** Activity **
The listing below must be reproduced in full, exactly as written.
..............................
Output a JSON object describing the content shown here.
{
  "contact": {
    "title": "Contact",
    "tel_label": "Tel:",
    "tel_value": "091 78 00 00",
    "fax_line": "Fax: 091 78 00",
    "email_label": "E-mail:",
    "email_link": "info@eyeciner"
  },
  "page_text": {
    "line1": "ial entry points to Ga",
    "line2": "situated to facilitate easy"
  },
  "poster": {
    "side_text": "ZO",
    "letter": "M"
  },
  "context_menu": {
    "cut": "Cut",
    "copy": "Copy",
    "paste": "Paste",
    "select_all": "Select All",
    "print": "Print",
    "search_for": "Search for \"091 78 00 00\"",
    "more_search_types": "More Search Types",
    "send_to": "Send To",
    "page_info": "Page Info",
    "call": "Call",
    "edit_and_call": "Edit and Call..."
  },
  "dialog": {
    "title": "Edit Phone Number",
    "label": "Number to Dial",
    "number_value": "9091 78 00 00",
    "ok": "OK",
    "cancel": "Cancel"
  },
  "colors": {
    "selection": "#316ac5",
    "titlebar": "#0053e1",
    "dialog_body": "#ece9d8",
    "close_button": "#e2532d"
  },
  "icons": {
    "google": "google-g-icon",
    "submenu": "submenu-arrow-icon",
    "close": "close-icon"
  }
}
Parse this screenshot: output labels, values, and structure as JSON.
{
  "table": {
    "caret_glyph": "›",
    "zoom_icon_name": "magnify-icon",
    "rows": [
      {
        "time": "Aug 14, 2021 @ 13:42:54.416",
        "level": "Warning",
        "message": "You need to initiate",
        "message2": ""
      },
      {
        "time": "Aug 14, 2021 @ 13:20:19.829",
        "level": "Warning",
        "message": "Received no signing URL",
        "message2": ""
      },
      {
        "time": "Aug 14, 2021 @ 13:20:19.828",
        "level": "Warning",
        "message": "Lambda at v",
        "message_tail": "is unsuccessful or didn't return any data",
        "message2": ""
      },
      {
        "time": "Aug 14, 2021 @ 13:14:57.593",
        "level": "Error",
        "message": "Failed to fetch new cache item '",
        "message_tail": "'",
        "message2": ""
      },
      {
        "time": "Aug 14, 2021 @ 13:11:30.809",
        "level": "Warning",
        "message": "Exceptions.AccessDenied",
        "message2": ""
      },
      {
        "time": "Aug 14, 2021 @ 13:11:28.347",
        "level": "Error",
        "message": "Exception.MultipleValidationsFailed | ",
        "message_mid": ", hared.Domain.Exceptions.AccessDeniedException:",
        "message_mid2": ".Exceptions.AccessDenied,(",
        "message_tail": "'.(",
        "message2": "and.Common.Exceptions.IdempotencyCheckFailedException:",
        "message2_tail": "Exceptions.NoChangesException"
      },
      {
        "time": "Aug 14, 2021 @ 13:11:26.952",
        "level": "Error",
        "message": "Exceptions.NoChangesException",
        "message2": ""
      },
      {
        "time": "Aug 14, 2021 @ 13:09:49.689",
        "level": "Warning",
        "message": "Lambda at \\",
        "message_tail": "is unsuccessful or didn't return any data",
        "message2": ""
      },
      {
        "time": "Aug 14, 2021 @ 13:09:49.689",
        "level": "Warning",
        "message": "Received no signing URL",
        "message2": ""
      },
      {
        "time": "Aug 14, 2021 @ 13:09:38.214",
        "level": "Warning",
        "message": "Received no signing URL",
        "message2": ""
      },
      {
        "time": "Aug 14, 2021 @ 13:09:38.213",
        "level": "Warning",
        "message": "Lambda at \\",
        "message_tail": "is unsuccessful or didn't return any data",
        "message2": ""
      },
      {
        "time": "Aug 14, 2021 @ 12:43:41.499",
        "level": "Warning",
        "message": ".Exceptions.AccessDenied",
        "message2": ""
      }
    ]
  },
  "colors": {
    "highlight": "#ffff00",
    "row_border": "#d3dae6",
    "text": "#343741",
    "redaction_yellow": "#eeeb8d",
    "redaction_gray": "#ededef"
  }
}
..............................
** Answer section **
Output a JSON object describing the content shown here.
{
  "contact": {
    "title": "Contact",
    "tel_label": "Tel:",
    "tel_value": "091 78 00 00",
    "fax_line": "Fax: 091 78 00",
    "email_label": "E-mail:",
    "email_link": "info@eyeciner"
  },
  "page_text": {
    "line1": "ial entry points to Ga",
    "line2": "situated to facilitate easy"
  },
  "poster": {
    "side_text": "ZO",
    "letter": "M"
  },
  "context_menu": {
    "cut": "Cut",
    "copy": "Copy",
    "paste": "Paste",
    "select_all": "Select All",
    "print": "Print",
    "search_for": "Search for \"091 78 00 00\"",
    "more_search_types": "More Search Types",
    "send_to": "Send To",
    "page_info": "Page Info",
    "call": "Call",
    "edit_and_call": "Edit and Call..."
  },
  "dialog": {
    "title": "Edit Phone Number",
    "label": "Number to Dial",
    "number_value": "9091 78 00 00",
    "ok": "OK",
    "cancel": "Cancel"
  },
  "colors": {
    "selection": "#316ac5",
    "titlebar": "#0053e1",
    "dialog_body": "#ece9d8",
    "close_button": "#e2532d"
  },
  "icons": {
    "google": "google-g-icon",
    "submenu": "submenu-arrow-icon",
    "close": "close-icon"
  }
}
Parse this screenshot: output labels, values, and structure as JSON.
{
  "table": {
    "caret_glyph": "›",
    "zoom_icon_name": "magnify-icon",
    "rows": [
      {
        "time": "Aug 14, 2021 @ 13:42:54.416",
        "level": "Warning",
        "message": "You need to initiate",
        "message2": ""
      },
      {
        "time": "Aug 14, 2021 @ 13:20:19.829",
        "level": "Warning",
        "message": "Received no signing URL",
        "message2": ""
      },
      {
        "time": "Aug 14, 2021 @ 13:20:19.828",
        "level": "Warning",
        "message": "Lambda at v",
        "message_tail": "is unsuccessful or didn't return any data",
        "message2": ""
      },
      {
        "time": "Aug 14, 2021 @ 13:14:57.593",
        "level": "Error",
        "message": "Failed to fetch new cache item '",
        "message_tail": "'",
        "message2": ""
      },
      {
        "time": "Aug 14, 2021 @ 13:11:30.809",
        "level": "Warning",
        "message": "Exceptions.AccessDenied",
        "message2": ""
      },
      {
        "time": "Aug 14, 2021 @ 13:11:28.347",
        "level": "Error",
        "message": "Exception.MultipleValidationsFailed | ",
        "message_mid": ", hared.Domain.Exceptions.AccessDeniedException:",
        "message_mid2": ".Exceptions.AccessDenied,(",
        "message_tail": "'.(",
        "message2": "and.Common.Exceptions.IdempotencyCheckFailedException:",
        "message2_tail": "Exceptions.NoChangesException"
      },
      {
        "time": "Aug 14, 2021 @ 13:11:26.952",
        "level": "Error",
        "message": "Exceptions.NoChangesException",
        "message2": ""
      },
      {
        "time": "Aug 14, 2021 @ 13:09:49.689",
        "level": "Warning",
        "message": "Lambda at \\",
        "message_tail": "is unsuccessful or didn't return any data",
        "message2": ""
      },
      {
        "time": "Aug 14, 2021 @ 13:09:49.689",
        "level": "Warning",
        "message": "Received no signing URL",
        "message2": ""
      },
      {
        "time": "Aug 14, 2021 @ 13:09:38.214",
        "level": "Warning",
        "message": "Received no signing URL",
        "message2": ""
      },
      {
        "time": "Aug 14, 2021 @ 13:09:38.213",
        "level": "Warning",
        "message": "Lambda at \\",
        "message_tail": "is unsuccessful or didn't return any data",
        "message2": ""
      },
      {
        "time": "Aug 14, 2021 @ 12:43:41.499",
        "level": "Warning",
        "message": ".Exceptions.AccessDenied",
        "message2": ""
      }
    ]
  },
  "colors": {
    "highlight": "#ffff00",
    "row_border": "#d3dae6",
    "text": "#343741",
    "redaction_yellow": "#eeeb8d",
    "redaction_gray": "#ededef"
  }
}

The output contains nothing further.